Italian luxury fashion house Prada has announced it will stop using animal fur from next year.
The designer brand which has sold mink, fox and rabbit pieces is making the change to meet the demand for ethical products from shoppers.
Fur will no longer be part of future designs from February 2020 after its spring-summer 2020 women's collection.
Multiple animal charities had been working with Prada behind the scenes after running a public campaign urging the brand to drop fur last September.
The label's chief executive Miuccia Prada said: "The Prada Group is committed to innovation and social responsibility, and our fur-free policy - reached following a positive dialogue with the Fur Free Alliance, in particular with LAV and the Humane Society of the United States - is an extension of that engagement.
"Focusing on innovative materials will allow the company to explore new boundaries of creative design while meeting the demand for ethical products."
Animal charities are describing the move as one of the most significant fur-free fashion statements yet in their continuing campaign to end the use of all fur worldwide.
Prada continued: "Prada Group's historic announcement to go fur-free comes at a time when an unprecedented number of designers are turning their backs on the cruel fur trade and are fronting fashion based on fabric innovation instead of animal exploitation.
"Anti-fur policies like Prada's prove that forgoing fur isn't a fast-fashion trend, it's a step change to meet the demands of ever more socially and environmentally conscious consumers.
"As well as being unspeakably cruel, fur is also a nightmare for the environment, using and producing a cocktail of pollutants.
"Fashion leaders like Prada, Gucci and Burberry are clear that fur has had its day."
"It leaves a shrinking list of designers like Yves Saint Laurent, Fendi and Dolce & Gabbana looking hugely isolated and out of step with the anti-fur zeitgeist.
"Fur sales bans are being considered in New York and California; now is the moment for the UK government to shine on its commitments to animal welfare and make Britain the first country in the world to ban the sale of animal fur."
Fur farming was banned in the UK in 2000 on moral grounds - after a consultation found "overwhelming public support to end the practice."

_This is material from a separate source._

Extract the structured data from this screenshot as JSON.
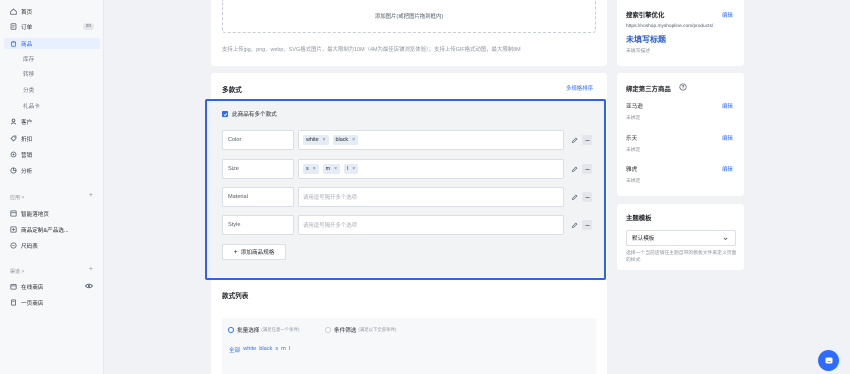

However, the UK still imports foreign farmed fur, including fox, rabbit, mink, raccoon and chinchilla from countries such as China and Poland.
Designer and animal rights campaigner Stella McCartney has described current UK legislation as "hypocritical and unacceptable".